However, Etesami said, many studies report acneiform lesions as one of the most frequent AEs after laser therapy. In a study of 730 patients who underwent fractional rejuvenation with 1927-nm, 1550-nm, or CO2 laser, 13 patients experienced acne eruptions.5 In a retrospective study of 961 patients who underwent 1550-nm Er:YAG laser treatment, 7.6% experienced complications, with acneiform lesions (1.87%) being the most common.6 A review of all reported complications of fractional laser resurfacing occurring between 1998 and 2009 revealed that acneiform lesions occurred in 2% to 10% of patients.7 Conversely, authors uncovered only 1 previously reported case of granulomatous lesions occurring after laser resurfacing.8
Ultimately, authors advised caution in patients considering laser therapy who have active comedonal acne or a history thereof. “I would highly suggest dermatologists first treat comedonal acne lesions in patients seeking minimally invasive rejuvenation lasers before performing laser therapy,” Etesami said. “Even very mild comedonal acne, as in our patient, can lead to severe reactions including acne flare or the development of an acne agminate-like granulomatous reaction.”
1. Balighi K, Abedini R, Ghanadan A, Peymanfar AA, Akhdar M, Etesami I. Self-limited acne agminate-like granulomatous reaction to facial laser rejuvenation in a patient with comedonal acne vulgaris. J Cosmet Laser Ther. 2020;22(6-8):241-243. doi:10.1080/14764172.2021.1921810
2. Ferguson L, Fearfield L. Topical dapsone gel is a new treatment option for acne agminata. Clin Exp Dermatol. 2019;44(4):453-455. doi:10.1111/ced.13742
3. Nishimoto J, Amano M, Setoyama M. The detection of Propionibacterium acnes signatures in granulomas of lupus miliaris disseminatus faciei. J Dermatol. 2015;42(4):418-421. doi:10.1111/1346-8138.12773
4. Ganzetti G, Giuliodori K, Campanati A, Simonetti O, Goteri G, Offidani AM. Doxycycline-isoniazid: a new therapeutic association for recalcitrant acne agminata. Dermatol Ther. 2012;25(2):207-209. doi:10.1111/j.1529-8019.2012.01442.x
5. Cohen SR, Goodacre A, Lim S, et al. Clinical outcomes and complications associated with fractional lasers: a review of 730 patients. Aesthetic Plast Surg. 2017;41(1):171-178. doi:10.1007/s00266-016-0767.x

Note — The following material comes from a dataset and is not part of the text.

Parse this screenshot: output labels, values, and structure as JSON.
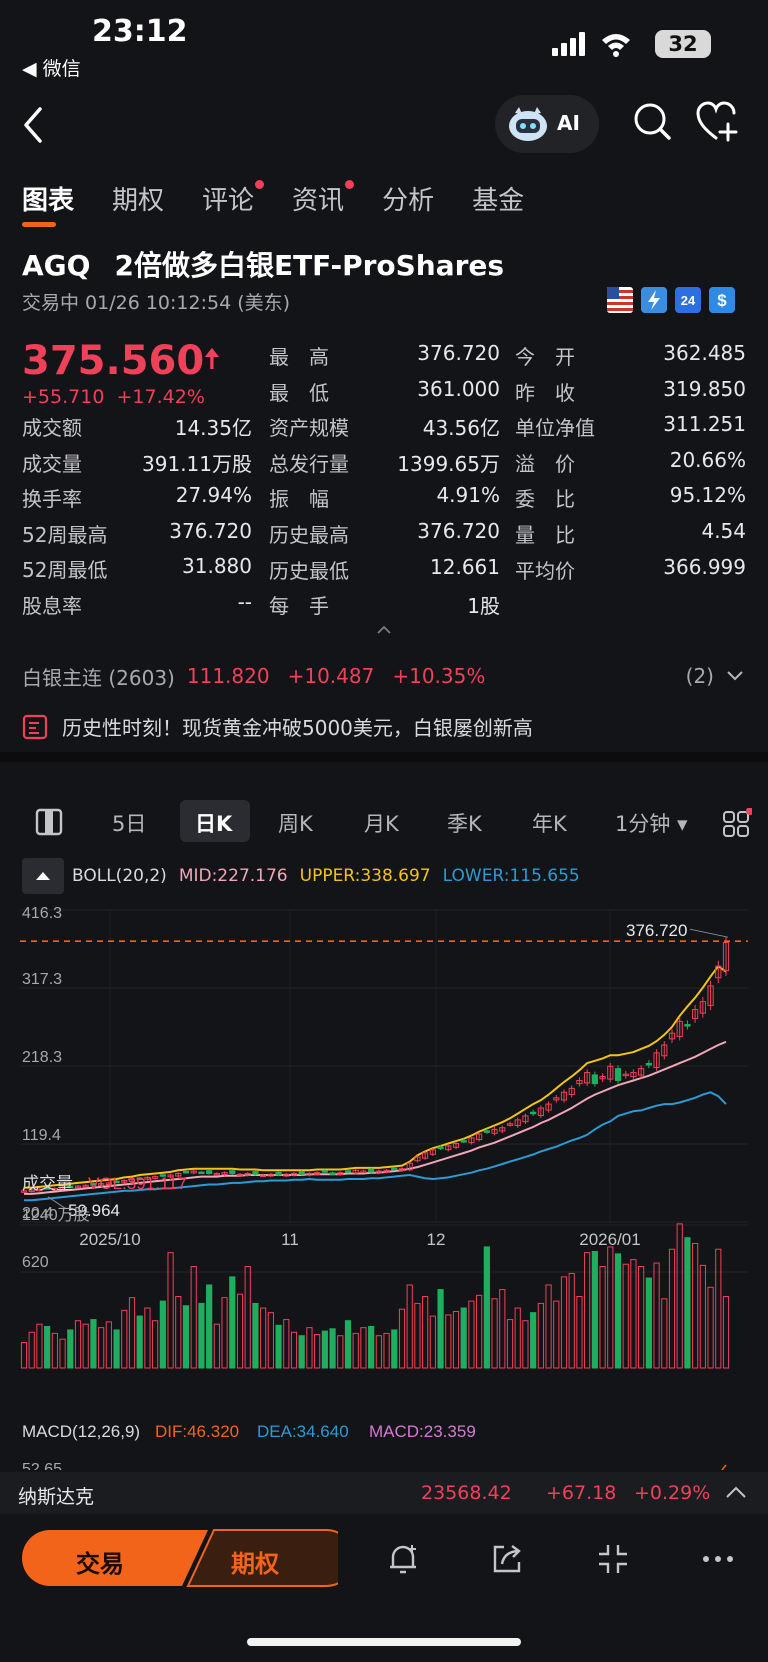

6. Graber EM, Tanzi EL, Alster TS. Side effects and complications of fractional laser photothermolysis: experience with 961 treatments. Dermatol Surg. 2008;34(3):301-305; discussion 305-307. doi:10.1111/j.1524-4725.2007.34062.x
7. Metelitsa AI, Alster TS. Fractionated laser skin resurfacing treatment complications: a review. Dermatol Surg. 2010;36(3):299-306. doi:10.1111/j.1524-4725.2009.01434.x
8. Rendon-Pellerano MI, Lentini J, Eaglstein WE, Kirsner RS, Hanft K, Pardo RJ. Laser resurfacing: usual and unusual complications. Dermatol Surg. 1999;25(5):360-366; discussion 366-367. doi:10.1046/j.1524-4725.1999.07358.x
Etesami reports no relevant financial disclosures.